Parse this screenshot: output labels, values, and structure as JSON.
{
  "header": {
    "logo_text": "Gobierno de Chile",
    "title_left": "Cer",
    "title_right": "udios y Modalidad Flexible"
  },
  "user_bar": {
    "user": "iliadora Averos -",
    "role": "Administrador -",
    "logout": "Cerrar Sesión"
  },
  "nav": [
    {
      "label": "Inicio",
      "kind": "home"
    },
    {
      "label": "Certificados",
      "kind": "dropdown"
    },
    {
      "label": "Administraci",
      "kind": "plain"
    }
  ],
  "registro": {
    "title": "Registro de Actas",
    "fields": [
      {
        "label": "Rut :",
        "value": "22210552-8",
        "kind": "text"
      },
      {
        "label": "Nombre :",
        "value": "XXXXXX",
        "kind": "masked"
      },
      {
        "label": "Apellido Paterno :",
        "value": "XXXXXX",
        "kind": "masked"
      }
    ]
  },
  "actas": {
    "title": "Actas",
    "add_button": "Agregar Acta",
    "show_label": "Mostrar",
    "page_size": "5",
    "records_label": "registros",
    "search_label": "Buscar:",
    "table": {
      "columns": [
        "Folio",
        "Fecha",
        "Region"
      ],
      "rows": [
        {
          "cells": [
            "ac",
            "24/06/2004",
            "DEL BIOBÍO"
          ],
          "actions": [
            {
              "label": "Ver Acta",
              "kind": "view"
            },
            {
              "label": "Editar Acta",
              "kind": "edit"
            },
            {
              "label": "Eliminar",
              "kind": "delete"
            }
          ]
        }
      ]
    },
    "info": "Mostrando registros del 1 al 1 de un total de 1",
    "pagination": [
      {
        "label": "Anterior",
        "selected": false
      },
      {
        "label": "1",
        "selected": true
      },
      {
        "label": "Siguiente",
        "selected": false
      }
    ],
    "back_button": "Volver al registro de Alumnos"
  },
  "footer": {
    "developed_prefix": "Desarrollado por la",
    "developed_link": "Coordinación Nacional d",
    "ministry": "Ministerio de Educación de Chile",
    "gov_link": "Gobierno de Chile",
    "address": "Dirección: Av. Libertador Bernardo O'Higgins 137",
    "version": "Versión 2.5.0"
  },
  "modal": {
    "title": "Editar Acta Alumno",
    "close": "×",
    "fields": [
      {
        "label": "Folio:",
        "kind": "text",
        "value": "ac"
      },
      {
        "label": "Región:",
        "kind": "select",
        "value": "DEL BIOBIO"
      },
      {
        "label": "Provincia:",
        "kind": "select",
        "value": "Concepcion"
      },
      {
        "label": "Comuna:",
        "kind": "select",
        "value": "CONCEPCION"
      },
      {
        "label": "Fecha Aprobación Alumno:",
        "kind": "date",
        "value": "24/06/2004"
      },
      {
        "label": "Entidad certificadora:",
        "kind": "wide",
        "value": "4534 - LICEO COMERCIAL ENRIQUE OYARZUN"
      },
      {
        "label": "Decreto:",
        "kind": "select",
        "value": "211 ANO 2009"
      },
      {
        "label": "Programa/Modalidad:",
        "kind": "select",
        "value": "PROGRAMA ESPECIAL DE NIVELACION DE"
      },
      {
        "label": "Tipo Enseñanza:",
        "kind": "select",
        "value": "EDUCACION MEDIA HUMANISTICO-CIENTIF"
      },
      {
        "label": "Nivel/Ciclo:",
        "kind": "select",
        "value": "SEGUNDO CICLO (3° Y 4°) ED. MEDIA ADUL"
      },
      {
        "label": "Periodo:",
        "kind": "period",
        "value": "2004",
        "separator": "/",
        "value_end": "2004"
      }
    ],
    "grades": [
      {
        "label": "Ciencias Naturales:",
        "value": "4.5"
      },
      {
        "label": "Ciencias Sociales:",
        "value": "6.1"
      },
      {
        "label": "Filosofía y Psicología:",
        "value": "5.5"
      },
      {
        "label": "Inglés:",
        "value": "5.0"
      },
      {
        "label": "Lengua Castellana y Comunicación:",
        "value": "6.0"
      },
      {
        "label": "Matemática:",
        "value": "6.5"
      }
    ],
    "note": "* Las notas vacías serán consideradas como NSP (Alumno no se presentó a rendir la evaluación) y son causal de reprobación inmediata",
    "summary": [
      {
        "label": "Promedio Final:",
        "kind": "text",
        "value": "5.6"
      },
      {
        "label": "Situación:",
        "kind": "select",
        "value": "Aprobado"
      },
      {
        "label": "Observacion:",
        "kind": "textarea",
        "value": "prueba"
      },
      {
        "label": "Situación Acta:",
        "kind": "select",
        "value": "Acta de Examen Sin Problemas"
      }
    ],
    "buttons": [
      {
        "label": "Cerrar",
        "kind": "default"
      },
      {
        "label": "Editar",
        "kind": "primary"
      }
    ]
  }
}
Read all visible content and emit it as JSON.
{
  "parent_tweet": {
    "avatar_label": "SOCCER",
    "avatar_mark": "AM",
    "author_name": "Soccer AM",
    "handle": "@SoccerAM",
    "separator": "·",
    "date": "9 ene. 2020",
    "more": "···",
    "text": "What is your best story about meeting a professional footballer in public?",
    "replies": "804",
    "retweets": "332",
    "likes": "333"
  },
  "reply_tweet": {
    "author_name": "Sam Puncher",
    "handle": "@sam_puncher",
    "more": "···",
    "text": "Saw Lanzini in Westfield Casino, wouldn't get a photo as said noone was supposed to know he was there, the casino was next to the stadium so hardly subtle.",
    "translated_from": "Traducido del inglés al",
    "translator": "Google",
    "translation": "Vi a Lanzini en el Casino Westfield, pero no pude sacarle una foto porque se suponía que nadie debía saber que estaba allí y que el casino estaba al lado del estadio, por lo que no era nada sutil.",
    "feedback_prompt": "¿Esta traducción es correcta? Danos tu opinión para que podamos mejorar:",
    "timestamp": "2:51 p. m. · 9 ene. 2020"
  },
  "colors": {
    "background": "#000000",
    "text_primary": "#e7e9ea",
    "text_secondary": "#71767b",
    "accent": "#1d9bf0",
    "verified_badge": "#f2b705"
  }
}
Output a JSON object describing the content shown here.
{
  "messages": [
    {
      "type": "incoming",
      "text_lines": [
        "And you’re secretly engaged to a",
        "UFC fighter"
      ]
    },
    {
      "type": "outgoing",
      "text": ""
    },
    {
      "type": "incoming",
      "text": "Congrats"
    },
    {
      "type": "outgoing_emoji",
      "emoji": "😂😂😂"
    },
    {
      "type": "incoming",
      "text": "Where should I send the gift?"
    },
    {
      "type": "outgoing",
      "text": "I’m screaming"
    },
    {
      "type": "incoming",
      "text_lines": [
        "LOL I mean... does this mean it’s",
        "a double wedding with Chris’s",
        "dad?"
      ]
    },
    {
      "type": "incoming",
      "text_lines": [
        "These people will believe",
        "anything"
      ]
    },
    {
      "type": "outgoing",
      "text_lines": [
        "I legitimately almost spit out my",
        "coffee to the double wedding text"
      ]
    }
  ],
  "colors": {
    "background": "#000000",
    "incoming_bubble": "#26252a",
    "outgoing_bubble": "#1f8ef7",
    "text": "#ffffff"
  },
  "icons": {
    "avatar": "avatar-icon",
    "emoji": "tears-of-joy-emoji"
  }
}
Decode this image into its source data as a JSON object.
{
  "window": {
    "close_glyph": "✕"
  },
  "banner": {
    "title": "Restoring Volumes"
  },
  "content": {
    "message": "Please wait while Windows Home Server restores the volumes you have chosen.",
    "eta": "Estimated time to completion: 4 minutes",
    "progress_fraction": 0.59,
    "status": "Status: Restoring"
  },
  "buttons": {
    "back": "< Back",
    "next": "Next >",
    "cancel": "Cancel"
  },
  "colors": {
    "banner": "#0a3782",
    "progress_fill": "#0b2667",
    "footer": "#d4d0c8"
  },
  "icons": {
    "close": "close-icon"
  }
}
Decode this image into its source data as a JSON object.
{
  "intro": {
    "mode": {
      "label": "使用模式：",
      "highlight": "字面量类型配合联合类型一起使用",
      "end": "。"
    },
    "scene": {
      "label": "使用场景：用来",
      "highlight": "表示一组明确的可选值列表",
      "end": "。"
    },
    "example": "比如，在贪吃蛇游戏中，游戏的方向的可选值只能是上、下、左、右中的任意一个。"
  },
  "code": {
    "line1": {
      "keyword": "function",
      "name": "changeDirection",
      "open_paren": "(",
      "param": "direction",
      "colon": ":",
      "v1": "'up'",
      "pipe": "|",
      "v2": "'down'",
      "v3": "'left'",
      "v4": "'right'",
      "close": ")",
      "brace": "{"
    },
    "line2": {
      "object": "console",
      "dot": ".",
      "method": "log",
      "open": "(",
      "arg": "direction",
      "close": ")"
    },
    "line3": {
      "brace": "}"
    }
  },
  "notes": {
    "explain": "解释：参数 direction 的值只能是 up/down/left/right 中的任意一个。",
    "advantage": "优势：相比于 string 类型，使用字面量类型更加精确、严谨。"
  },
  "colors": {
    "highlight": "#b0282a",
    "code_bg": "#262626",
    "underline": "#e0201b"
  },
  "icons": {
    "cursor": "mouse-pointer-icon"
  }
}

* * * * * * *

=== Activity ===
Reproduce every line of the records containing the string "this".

=== Response ===
Parse this screenshot: output labels, values, and structure as JSON.
        "LOL I mean... does this mean it’s",
Decode this image into its source data as a JSON object.
Decode this image into its source data as a JSON object.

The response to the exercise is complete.